Distorted guitars ripped through the stadium, a raw voice piercing the air as the lights came up onstage. My breath caught in my lungs. I was in Atlanta to see Lorde, and Mitski was the opening act; I had no idea who she was. There was something about the way she laid her heart on the stage, armed with a microphone and an earth-shattering bassline, that was unlike anything I’d ever heard before. She compared falling in love with jumping off a balcony, an abusive relationship to a room full of broken trinkets. She was anguished, angry, but she wasn’t consumed by it. So many women in the music industry sing about cheating boyfriends and addictions as if they’re unbeatable, but Mitski sang as if she were saving her own life. “I am stronger than you give me credit for,” she howled, and I believed her. When her set was over, the reverb shaking the concrete below me felt like a question. I didn’t have an answer yet, but I knew I was just as angry as she was. And I knew I wanted to do that.
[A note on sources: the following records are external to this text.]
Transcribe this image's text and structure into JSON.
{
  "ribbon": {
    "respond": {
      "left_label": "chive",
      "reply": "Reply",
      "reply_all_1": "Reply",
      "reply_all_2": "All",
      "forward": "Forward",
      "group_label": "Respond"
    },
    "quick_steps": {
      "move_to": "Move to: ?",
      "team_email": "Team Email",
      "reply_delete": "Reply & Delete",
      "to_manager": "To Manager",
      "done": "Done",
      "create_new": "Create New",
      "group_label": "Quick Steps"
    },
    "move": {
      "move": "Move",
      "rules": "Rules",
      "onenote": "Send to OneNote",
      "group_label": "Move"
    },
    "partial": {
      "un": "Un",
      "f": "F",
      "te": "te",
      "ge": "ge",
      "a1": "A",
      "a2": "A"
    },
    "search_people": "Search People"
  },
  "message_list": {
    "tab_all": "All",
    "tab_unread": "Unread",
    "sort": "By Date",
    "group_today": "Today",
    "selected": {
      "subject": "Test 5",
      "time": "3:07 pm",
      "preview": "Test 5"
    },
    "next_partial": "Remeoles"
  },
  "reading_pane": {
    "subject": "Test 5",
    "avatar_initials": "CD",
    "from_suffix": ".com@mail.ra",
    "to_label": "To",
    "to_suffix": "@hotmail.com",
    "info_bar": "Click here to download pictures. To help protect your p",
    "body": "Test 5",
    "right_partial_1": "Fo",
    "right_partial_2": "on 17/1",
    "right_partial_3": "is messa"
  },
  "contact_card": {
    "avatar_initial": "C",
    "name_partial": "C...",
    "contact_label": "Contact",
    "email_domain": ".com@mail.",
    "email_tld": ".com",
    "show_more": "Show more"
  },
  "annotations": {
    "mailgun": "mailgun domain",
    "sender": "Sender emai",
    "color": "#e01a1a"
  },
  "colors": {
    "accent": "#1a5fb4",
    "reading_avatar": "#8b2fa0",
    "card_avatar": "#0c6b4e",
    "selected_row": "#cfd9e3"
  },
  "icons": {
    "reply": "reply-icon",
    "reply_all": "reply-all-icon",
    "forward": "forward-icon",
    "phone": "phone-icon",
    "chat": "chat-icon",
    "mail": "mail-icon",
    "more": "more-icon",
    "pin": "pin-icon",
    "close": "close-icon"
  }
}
I ended up looking at music publications like NME and The Q to find new favorites. I found more and more women working through their anger and trauma via music. From symphonic metal albums to Halsey’s latest singles, abusers and double standards were being put in their place. Enter Hayley Williams of Paramore fame with her single “Simmer,” a menacing, slow-burning ode to feminine rage. I’d been a fan of hers for years, but this was unlike anything she’d released with her band; this was leaner, sharper, more restrained. The video features Williams alone in a forest, running from her own anger, asking, “How to draw the line between wrath and mercy?” She finds peace in loneliness and spite after a short-lived and volatile marriage; the music isn’t particularly loud or volatile, but it brought the solace I was looking for.
This seems to be the most common misconception about turning rage into art—that the art itself has to be angry. From the riot-grrrl movement to the women of Lilith Fair, music that went against the grain was dismissed as “tampon rock” and second-wave feminists were stereotyped as aggressive man-haters. I was afraid that listening to angry music and making angry art would make me an angry person, the worst thing for a girl to be. Sometimes I still am. But the truth is nothing beats watching a woman take her life back. If there was anything more exhilarating and cathartic than hundreds of teenage girls screaming lyrics they’d scribbled on their bedroom walls, I had yet to find it.
Then, last December, I discovered something else: modern witchcraft. A friend told me that her practice helped with her depression. I wondered if it could ease the growing unrest I felt, sated only by Mitski and the women like her. I had heard of Wicca and other types of paganism, but this kind of spirituality felt more open to interpretation. Unconcerned with propriety and purity, witchcraft placed emphasis on sheer will. It empowered marginalized people through something primal and personal, energy much like the kind I felt when I listened to Hayley Williams’ cathartic “Simmer.” Online covens routinely cast hexes on Harvey Weinstein, Brett Kavanaugh, and Trump—constant reminders of how pissed women are and deserve to be. There were spells to protect women’s reproductive rights, charms that turned anger into protection against outside forces: rage reinforced safety and femininity in any form. I put aside my initial hesitation and tried casting a few spells. Whether or not they worked was debatable, but I always felt a little lighter afterward.
In the words of Roxane Gay, “Anger without purpose is unproductive.” Maybe that’s why we feel so trapped inside our own skin when someone has hurt us; maybe it’s unused fuel, and we’re ashamed of our dormant emotions. For me, I didn’t even realize I had those pent-up feelings until another woman sang them back to me. Whether it’s Phoebe Bridgers mocking an ex with a fake British accent or a modern witch performing a protection spell, I don’t think it’s ever been about escaping emotions. Music critics will still dismiss women in rock as too aggressive, and the media will still label witches as delusional; both groups have still managed to embrace their feelings and live in spite of them. If you ever see Mitski in concert—or Williams, or Bridgers, or Halsey—you’ll find girls dancing, laughing, crying tears of joy. If you ever watch a young witch blow out her candles after sending a plea to the universe, you’ll notice her shoulders relax immediately. I don’t know if I’ll continue with witchcraft or if I’ll ever be a musician, but I found what I was looking for in those nose-bleed concert seats: an outlet. I’m making angry art I can be joyful about.
By MJ Brown
Photo Illustration by Matthieu Bourel
Source Photograph of Model: Igor Ustynskyy/Getty Images